• To do:
Pull out every line below containing the word "JSON".

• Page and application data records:
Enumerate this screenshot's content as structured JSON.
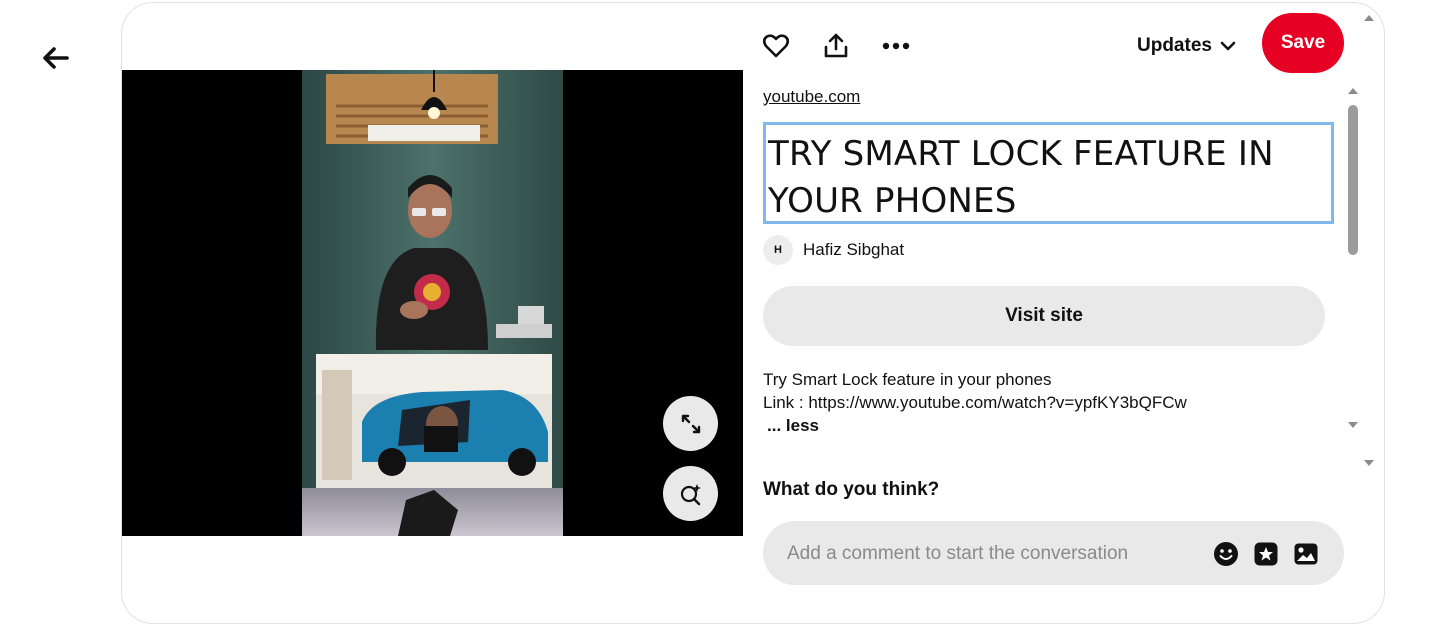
{
  "toolbar": {
    "updates_label": "Updates",
    "save_label": "Save"
  },
  "pin": {
    "source_domain": "youtube.com",
    "title": "TRY SMART LOCK FEATURE IN YOUR PHONES",
    "author": {
      "initial": "H",
      "name": "Hafiz Sibghat"
    },
    "visit_label": "Visit site",
    "description_line1": "Try Smart Lock feature in your phones",
    "description_line2": "Link : https://www.youtube.com/watch?v=ypfKY3bQFCw",
    "less_label": "... less"
  },
  "comments": {
    "heading": "What do you think?",
    "placeholder": "Add a comment to start the conversation"
  },
  "colors": {
    "save_red": "#e60023",
    "title_outline": "#7fb7ef",
    "button_gray": "#e9e9e9"
  }
}
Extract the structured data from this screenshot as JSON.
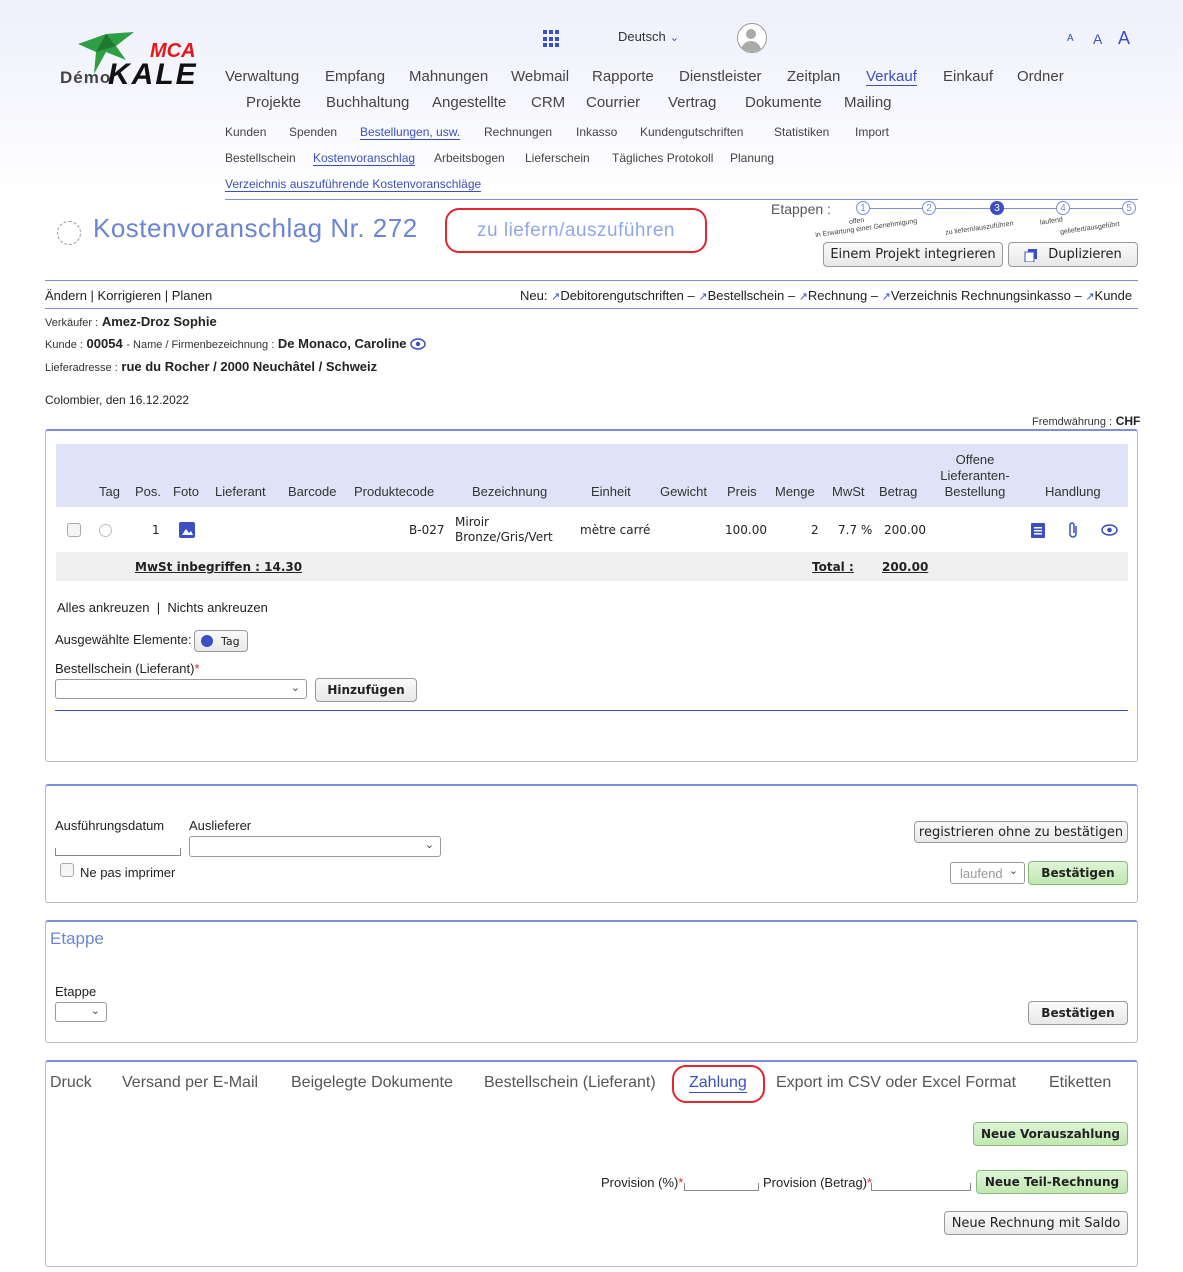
{
  "header": {
    "logo_demo": "Démo",
    "logo_brand": "KALE",
    "logo_mca": "MCA",
    "language": "Deutsch",
    "font_sizes": [
      "A",
      "A",
      "A"
    ]
  },
  "nav_main": [
    "Verwaltung",
    "Empfang",
    "Mahnungen",
    "Webmail",
    "Rapporte",
    "Dienstleister",
    "Zeitplan",
    "Verkauf",
    "Einkauf",
    "Ordner",
    "Projekte",
    "Buchhaltung",
    "Angestellte",
    "CRM",
    "Courrier",
    "Vertrag",
    "Dokumente",
    "Mailing"
  ],
  "nav_sub": [
    "Kunden",
    "Spenden",
    "Bestellungen, usw.",
    "Rechnungen",
    "Inkasso",
    "Kundengutschriften",
    "Statistiken",
    "Import"
  ],
  "nav_sub2": [
    "Bestellschein",
    "Kostenvoranschlag",
    "Arbeitsbogen",
    "Lieferschein",
    "Tägliches Protokoll",
    "Planung"
  ],
  "nav_sub3": "Verzeichnis auszuführende Kostenvoranschläge",
  "doc": {
    "title": "Kostenvoranschlag Nr. 272",
    "status": "zu liefern/auszuführen",
    "etappen_label": "Etappen :",
    "steps": [
      "1",
      "2",
      "3",
      "4",
      "5"
    ],
    "step_labels": [
      "offen",
      "in Erwartung einer Genehmigung",
      "zu liefern/auszuführen",
      "laufend",
      "geliefert/ausgeführt"
    ],
    "btn_project": "Einem Projekt integrieren",
    "btn_duplicate": "Duplizieren"
  },
  "actions": {
    "left": "Ändern | Korrigieren | Planen",
    "neu_label": "Neu:",
    "links": [
      "Debitorengutschriften",
      "Bestellschein",
      "Rechnung",
      "Verzeichnis Rechnungsinkasso",
      "Kunde"
    ],
    "sep": "–"
  },
  "info": {
    "seller_label": "Verkäufer :",
    "seller": "Amez-Droz Sophie",
    "client_label": "Kunde :",
    "client_no": "00054",
    "name_label": "- Name / Firmenbezeichnung :",
    "client_name": "De Monaco, Caroline",
    "delivery_label": "Lieferadresse :",
    "delivery": "rue du Rocher / 2000 Neuchâtel / Schweiz",
    "place_date": "Colombier, den 16.12.2022",
    "currency_label": "Fremdwährung :",
    "currency": "CHF"
  },
  "table": {
    "headers": [
      "Tag",
      "Pos.",
      "Foto",
      "Lieferant",
      "Barcode",
      "Produktecode",
      "Bezeichnung",
      "Einheit",
      "Gewicht",
      "Preis",
      "Menge",
      "MwSt",
      "Betrag",
      "Offene Lieferanten-Bestellung",
      "Handlung"
    ],
    "header_offene": [
      "Offene",
      "Lieferanten-",
      "Bestellung"
    ],
    "row": {
      "pos": "1",
      "code": "B-027",
      "desc1": "Miroir",
      "desc2": "Bronze/Gris/Vert",
      "unit": "mètre carré",
      "price": "100.00",
      "qty": "2",
      "vat": "7.7 %",
      "amount": "200.00"
    },
    "vat_incl": "MwSt inbegriffen : 14.30",
    "total_label": "Total :",
    "total": "200.00"
  },
  "select_ctrl": {
    "all": "Alles ankreuzen",
    "sep": "|",
    "none": "Nichts ankreuzen",
    "selected_label": "Ausgewählte Elemente:",
    "tag_btn": "Tag",
    "po_label": "Bestellschein (Lieferant)",
    "req": "*",
    "add_btn": "Hinzufügen"
  },
  "exec": {
    "date_label": "Ausführungsdatum",
    "deliverer_label": "Auslieferer",
    "no_print": "Ne pas imprimer",
    "register_btn": "registrieren ohne zu bestätigen",
    "state_select": "laufend",
    "confirm_btn": "Bestätigen"
  },
  "etappe": {
    "title": "Etappe",
    "label": "Etappe",
    "confirm_btn": "Bestätigen"
  },
  "tabs": [
    "Druck",
    "Versand per E-Mail",
    "Beigelegte Dokumente",
    "Bestellschein (Lieferant)",
    "Zahlung",
    "Export im CSV oder Excel Format",
    "Etiketten"
  ],
  "payment": {
    "new_prepay": "Neue Vorauszahlung",
    "prov_pct_label": "Provision (%)",
    "prov_amt_label": "Provision (Betrag)",
    "req": "*",
    "new_partial": "Neue Teil-Rechnung",
    "new_balance": "Neue Rechnung mit Saldo"
  },
  "colors": {
    "accent": "#3b4fc2",
    "highlight": "#e0262f",
    "title": "#6b85d6"
  }
}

• Exercise solution:
Enumerate this screenshot's content as structured JSON.
Extract the structured data from this screenshot as JSON.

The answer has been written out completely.